HOW TO COMPLETE THIS TASK: Look through the listing below for the string "true". Show each line where it occurs.

DATA UNDER STUDY:
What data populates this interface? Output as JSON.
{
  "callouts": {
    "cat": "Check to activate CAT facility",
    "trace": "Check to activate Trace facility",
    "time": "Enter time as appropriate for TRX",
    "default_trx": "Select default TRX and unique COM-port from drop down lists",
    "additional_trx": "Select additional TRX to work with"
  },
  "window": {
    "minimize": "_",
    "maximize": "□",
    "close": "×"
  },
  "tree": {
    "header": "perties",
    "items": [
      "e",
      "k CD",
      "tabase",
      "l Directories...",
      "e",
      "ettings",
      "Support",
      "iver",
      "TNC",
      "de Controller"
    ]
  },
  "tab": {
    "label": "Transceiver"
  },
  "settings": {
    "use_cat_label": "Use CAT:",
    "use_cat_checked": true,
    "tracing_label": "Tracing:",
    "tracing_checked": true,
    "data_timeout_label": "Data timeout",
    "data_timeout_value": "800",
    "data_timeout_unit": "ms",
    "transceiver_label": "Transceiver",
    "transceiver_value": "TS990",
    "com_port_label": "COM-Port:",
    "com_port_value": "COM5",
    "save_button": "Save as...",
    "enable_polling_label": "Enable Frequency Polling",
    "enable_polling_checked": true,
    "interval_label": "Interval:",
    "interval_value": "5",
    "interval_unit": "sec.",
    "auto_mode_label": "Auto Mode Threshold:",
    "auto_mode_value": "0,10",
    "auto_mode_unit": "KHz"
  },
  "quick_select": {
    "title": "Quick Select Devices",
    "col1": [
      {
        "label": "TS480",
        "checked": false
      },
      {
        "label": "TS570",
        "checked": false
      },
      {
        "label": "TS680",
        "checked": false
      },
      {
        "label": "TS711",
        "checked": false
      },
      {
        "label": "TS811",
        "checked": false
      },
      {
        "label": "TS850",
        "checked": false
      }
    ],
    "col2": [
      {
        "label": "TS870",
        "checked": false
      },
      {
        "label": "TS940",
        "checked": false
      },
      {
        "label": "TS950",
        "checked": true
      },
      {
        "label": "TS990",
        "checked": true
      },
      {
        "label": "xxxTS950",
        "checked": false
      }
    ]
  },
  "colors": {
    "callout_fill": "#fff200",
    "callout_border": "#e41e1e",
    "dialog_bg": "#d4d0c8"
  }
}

EXERCISE SOLUTION:
    "use_cat_checked": true,
    "tracing_checked": true,
    "enable_polling_checked": true,
        "checked": true
        "checked": true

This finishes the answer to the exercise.